Try it:
Everything in the data must be repeated exactly, apart from the pictures, which are left out.

· · · · · · ·

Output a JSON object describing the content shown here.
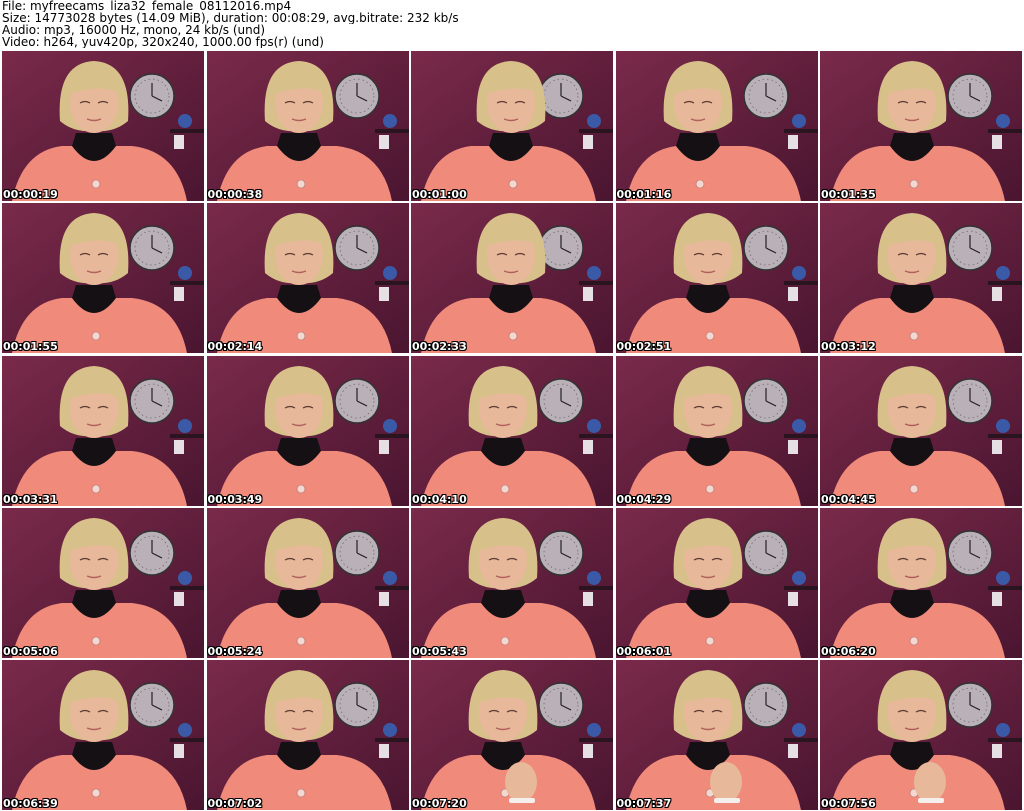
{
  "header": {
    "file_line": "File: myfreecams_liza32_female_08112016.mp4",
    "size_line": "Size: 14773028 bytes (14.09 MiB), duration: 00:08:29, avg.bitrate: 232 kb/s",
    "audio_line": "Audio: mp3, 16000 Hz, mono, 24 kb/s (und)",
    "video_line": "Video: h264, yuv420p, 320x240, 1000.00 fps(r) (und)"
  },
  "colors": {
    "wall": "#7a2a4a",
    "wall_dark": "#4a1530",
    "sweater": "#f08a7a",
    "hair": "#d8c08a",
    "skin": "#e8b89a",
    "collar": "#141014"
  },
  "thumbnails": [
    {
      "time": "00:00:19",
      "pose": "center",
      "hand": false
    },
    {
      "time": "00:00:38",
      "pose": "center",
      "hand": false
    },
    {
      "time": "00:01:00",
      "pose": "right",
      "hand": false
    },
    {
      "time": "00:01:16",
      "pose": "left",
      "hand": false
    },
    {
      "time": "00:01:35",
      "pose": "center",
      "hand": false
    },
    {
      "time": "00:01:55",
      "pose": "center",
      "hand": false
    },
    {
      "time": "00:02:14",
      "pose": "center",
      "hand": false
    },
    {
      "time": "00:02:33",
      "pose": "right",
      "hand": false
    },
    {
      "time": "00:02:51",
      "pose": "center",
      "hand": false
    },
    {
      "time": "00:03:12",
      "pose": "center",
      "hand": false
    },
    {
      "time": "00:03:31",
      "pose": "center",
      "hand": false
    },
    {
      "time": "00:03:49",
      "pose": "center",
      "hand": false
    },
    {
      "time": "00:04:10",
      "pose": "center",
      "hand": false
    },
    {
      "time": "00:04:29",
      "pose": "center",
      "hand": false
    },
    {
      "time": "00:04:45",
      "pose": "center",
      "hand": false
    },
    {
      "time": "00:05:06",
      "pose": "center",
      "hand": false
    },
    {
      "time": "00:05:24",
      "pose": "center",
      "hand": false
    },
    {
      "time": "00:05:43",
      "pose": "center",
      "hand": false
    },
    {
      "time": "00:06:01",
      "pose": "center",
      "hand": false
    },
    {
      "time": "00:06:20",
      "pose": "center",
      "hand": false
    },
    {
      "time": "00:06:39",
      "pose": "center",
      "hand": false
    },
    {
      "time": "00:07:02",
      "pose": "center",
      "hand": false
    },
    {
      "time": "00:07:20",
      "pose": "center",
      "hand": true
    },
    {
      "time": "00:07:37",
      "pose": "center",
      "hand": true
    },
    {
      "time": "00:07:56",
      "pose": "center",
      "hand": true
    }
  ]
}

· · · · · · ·

Exercise output:
Output a JSON object describing the content shown here.
{
  "header": {
    "file_line": "File: myfreecams_liza32_female_08112016.mp4",
    "size_line": "Size: 14773028 bytes (14.09 MiB), duration: 00:08:29, avg.bitrate: 232 kb/s",
    "audio_line": "Audio: mp3, 16000 Hz, mono, 24 kb/s (und)",
    "video_line": "Video: h264, yuv420p, 320x240, 1000.00 fps(r) (und)"
  },
  "colors": {
    "wall": "#7a2a4a",
    "wall_dark": "#4a1530",
    "sweater": "#f08a7a",
    "hair": "#d8c08a",
    "skin": "#e8b89a",
    "collar": "#141014"
  },
  "thumbnails": [
    {
      "time": "00:00:19",
      "pose": "center",
      "hand": false
    },
    {
      "time": "00:00:38",
      "pose": "center",
      "hand": false
    },
    {
      "time": "00:01:00",
      "pose": "right",
      "hand": false
    },
    {
      "time": "00:01:16",
      "pose": "left",
      "hand": false
    },
    {
      "time": "00:01:35",
      "pose": "center",
      "hand": false
    },
    {
      "time": "00:01:55",
      "pose": "center",
      "hand": false
    },
    {
      "time": "00:02:14",
      "pose": "center",
      "hand": false
    },
    {
      "time": "00:02:33",
      "pose": "right",
      "hand": false
    },
    {
      "time": "00:02:51",
      "pose": "center",
      "hand": false
    },
    {
      "time": "00:03:12",
      "pose": "center",
      "hand": false
    },
    {
      "time": "00:03:31",
      "pose": "center",
      "hand": false
    },
    {
      "time": "00:03:49",
      "pose": "center",
      "hand": false
    },
    {
      "time": "00:04:10",
      "pose": "center",
      "hand": false
    },
    {
      "time": "00:04:29",
      "pose": "center",
      "hand": false
    },
    {
      "time": "00:04:45",
      "pose": "center",
      "hand": false
    },
    {
      "time": "00:05:06",
      "pose": "center",
      "hand": false
    },
    {
      "time": "00:05:24",
      "pose": "center",
      "hand": false
    },
    {
      "time": "00:05:43",
      "pose": "center",
      "hand": false
    },
    {
      "time": "00:06:01",
      "pose": "center",
      "hand": false
    },
    {
      "time": "00:06:20",
      "pose": "center",
      "hand": false
    },
    {
      "time": "00:06:39",
      "pose": "center",
      "hand": false
    },
    {
      "time": "00:07:02",
      "pose": "center",
      "hand": false
    },
    {
      "time": "00:07:20",
      "pose": "center",
      "hand": true
    },
    {
      "time": "00:07:37",
      "pose": "center",
      "hand": true
    },
    {
      "time": "00:07:56",
      "pose": "center",
      "hand": true
    }
  ]
}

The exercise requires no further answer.